=== Directions ===
Find the word "JSON" in the listing. Copy out each line where it occurs.

=== Records ===
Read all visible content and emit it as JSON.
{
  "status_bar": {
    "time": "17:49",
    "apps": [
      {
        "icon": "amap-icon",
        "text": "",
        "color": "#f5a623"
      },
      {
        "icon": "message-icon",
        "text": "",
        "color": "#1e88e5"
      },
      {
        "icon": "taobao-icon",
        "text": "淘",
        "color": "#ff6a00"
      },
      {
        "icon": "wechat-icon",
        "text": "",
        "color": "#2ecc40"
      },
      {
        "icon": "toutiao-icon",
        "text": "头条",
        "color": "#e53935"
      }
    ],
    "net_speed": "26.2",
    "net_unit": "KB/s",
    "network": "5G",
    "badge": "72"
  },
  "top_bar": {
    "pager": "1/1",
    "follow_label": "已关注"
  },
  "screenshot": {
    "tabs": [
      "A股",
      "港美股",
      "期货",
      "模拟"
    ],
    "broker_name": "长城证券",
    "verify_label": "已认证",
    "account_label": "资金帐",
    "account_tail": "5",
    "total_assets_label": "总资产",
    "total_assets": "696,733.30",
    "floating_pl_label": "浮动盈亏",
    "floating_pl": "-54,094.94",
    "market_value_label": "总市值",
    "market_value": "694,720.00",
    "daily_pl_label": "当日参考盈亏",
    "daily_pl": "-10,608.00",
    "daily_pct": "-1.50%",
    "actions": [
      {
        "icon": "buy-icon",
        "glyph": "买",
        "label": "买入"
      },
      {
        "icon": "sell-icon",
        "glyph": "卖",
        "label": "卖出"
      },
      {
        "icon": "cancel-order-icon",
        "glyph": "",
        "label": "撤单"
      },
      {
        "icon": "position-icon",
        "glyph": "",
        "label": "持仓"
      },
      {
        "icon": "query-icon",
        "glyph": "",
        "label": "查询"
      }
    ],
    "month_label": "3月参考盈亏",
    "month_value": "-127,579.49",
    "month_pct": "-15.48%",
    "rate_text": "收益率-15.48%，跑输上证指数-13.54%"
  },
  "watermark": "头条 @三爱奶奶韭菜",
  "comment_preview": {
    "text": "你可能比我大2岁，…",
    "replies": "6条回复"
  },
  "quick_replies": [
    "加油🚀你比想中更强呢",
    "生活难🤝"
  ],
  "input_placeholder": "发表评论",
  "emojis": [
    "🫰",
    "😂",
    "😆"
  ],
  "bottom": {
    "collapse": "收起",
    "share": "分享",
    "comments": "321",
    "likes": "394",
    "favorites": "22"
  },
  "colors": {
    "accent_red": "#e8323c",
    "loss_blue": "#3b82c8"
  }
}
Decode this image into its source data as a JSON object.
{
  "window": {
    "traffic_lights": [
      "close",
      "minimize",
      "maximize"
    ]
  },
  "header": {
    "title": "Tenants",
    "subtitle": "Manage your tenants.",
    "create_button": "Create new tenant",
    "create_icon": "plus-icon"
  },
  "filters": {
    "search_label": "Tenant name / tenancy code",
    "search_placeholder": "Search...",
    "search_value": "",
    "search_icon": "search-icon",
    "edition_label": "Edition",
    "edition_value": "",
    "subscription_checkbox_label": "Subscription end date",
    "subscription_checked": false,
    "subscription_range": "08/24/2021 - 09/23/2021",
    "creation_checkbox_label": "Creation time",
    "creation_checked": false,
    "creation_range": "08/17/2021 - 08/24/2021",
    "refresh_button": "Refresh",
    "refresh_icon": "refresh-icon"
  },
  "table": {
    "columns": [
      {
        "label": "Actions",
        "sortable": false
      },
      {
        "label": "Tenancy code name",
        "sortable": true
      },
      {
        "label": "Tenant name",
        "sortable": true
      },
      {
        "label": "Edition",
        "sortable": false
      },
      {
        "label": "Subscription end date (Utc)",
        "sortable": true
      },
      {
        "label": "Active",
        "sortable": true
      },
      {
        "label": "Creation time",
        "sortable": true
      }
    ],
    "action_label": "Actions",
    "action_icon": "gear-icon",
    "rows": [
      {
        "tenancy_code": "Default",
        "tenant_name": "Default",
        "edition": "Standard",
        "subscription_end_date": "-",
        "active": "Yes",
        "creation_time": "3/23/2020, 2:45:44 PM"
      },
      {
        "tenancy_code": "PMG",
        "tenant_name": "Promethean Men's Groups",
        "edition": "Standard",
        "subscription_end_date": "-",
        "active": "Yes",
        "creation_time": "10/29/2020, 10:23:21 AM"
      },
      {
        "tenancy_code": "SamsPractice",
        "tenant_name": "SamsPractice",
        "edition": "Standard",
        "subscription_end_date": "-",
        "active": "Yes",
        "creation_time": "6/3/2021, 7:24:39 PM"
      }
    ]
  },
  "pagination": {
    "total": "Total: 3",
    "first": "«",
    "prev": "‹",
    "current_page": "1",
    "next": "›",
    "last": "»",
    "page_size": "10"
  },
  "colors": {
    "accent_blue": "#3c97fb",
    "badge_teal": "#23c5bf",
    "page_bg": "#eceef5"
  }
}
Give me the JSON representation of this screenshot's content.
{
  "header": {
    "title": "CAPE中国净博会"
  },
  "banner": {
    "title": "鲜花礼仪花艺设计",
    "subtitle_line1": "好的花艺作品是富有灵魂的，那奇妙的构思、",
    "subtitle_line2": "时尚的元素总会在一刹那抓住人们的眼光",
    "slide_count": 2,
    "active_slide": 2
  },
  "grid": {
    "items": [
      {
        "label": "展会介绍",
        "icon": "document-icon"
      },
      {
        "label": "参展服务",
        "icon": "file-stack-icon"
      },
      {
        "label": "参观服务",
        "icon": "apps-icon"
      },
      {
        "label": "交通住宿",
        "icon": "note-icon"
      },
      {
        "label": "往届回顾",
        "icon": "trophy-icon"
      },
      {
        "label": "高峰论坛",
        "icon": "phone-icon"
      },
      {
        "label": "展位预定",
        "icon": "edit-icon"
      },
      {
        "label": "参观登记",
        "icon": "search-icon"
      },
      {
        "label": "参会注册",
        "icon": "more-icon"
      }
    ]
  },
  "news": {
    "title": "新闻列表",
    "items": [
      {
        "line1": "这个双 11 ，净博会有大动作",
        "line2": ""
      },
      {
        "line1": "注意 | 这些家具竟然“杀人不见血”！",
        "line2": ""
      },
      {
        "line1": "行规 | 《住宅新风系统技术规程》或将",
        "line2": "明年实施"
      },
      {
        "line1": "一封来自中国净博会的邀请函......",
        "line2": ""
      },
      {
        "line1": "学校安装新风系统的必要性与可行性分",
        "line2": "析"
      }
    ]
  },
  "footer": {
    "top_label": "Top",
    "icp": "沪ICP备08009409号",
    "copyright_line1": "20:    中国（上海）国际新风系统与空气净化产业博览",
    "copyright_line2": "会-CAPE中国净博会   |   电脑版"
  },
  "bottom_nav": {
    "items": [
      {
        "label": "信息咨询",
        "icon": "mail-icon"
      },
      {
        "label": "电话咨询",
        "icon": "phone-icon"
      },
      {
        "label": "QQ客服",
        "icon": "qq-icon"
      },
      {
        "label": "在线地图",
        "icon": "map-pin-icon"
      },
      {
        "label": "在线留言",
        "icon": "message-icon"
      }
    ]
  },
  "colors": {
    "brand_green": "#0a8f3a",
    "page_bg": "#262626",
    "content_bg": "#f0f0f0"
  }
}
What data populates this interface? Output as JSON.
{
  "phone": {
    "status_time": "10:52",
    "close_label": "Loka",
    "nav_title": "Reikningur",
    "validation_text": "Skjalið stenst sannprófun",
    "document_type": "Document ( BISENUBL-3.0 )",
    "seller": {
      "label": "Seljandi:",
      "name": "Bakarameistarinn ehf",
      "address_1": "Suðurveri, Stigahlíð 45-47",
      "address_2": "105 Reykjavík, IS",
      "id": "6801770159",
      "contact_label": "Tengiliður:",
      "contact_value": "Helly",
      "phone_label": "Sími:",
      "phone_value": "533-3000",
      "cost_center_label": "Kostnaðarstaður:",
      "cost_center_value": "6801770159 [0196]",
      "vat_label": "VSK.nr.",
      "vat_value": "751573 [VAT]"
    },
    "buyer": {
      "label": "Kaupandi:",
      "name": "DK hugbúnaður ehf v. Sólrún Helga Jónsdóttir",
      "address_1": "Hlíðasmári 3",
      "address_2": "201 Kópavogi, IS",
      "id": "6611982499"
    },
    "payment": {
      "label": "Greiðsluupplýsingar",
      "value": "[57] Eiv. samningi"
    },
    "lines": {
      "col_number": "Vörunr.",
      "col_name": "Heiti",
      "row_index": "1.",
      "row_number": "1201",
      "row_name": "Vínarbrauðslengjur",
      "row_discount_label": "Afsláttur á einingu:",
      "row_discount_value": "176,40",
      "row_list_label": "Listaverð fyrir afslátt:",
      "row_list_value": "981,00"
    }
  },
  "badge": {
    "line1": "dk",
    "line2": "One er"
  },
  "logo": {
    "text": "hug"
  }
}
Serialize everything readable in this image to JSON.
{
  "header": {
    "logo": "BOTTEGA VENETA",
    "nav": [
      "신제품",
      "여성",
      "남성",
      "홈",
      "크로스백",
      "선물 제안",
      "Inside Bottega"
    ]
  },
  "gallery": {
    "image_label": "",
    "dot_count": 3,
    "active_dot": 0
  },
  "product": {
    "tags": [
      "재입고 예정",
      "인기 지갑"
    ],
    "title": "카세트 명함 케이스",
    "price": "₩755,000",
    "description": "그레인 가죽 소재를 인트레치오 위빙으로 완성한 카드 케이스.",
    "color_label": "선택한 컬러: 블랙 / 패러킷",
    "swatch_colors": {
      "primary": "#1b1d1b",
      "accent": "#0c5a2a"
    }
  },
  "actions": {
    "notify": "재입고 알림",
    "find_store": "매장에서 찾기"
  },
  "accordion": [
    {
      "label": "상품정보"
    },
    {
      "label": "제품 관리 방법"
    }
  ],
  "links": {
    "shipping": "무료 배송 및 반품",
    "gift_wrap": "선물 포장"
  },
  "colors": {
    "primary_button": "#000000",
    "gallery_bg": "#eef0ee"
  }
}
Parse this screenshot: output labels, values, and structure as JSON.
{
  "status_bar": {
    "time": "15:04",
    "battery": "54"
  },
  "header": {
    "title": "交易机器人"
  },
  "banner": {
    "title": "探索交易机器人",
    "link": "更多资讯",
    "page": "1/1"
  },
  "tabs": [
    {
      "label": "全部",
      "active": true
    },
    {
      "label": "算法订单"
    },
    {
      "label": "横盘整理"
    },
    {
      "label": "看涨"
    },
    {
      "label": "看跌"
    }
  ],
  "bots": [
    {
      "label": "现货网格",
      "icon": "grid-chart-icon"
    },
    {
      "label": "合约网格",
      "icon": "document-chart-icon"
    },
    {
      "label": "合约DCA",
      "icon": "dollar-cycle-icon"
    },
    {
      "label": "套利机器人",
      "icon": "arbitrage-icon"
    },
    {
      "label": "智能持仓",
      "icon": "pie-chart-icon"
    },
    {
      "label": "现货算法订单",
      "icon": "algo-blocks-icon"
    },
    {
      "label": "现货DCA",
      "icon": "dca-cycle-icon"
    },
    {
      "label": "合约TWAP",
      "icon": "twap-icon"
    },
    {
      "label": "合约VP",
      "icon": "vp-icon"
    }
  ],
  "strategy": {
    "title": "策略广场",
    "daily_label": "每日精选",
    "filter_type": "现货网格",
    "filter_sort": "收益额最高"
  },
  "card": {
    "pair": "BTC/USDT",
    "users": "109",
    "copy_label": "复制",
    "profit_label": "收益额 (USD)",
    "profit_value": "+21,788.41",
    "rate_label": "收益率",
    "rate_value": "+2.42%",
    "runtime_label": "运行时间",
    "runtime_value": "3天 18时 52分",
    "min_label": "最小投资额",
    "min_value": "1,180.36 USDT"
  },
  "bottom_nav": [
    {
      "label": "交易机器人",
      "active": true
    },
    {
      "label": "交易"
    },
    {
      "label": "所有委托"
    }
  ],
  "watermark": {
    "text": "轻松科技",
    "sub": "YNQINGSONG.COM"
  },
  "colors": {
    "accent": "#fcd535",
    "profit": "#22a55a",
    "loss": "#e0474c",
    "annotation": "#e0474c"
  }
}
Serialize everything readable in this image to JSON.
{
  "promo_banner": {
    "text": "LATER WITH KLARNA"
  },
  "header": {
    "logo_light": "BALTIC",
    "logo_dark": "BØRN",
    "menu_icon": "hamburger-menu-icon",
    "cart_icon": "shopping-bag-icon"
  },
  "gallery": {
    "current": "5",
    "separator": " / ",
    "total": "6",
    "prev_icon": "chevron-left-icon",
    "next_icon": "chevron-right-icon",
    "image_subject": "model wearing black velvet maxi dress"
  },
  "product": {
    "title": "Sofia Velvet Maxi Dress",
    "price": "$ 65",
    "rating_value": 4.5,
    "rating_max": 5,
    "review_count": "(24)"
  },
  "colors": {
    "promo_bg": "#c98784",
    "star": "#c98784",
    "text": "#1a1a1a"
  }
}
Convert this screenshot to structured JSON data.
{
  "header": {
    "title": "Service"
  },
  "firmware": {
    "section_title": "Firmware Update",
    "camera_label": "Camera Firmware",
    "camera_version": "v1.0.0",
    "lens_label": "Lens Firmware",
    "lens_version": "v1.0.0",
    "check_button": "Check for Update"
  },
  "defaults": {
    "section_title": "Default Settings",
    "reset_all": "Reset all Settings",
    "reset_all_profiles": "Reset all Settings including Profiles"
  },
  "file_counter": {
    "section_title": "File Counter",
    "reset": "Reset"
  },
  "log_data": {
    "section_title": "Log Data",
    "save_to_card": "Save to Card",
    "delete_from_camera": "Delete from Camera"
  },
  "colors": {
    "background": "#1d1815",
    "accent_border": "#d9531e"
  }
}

=== Output for this task ===
Read all visible content and emit it as JSON.
Decode this image into its source data as a JSON object.
Give me the JSON representation of this screenshot's content.
What data populates this interface? Output as JSON.
Serialize everything readable in this image to JSON.
Parse this screenshot: output labels, values, and structure as JSON.
Serialize everything readable in this image to JSON.
Convert this screenshot to structured JSON data.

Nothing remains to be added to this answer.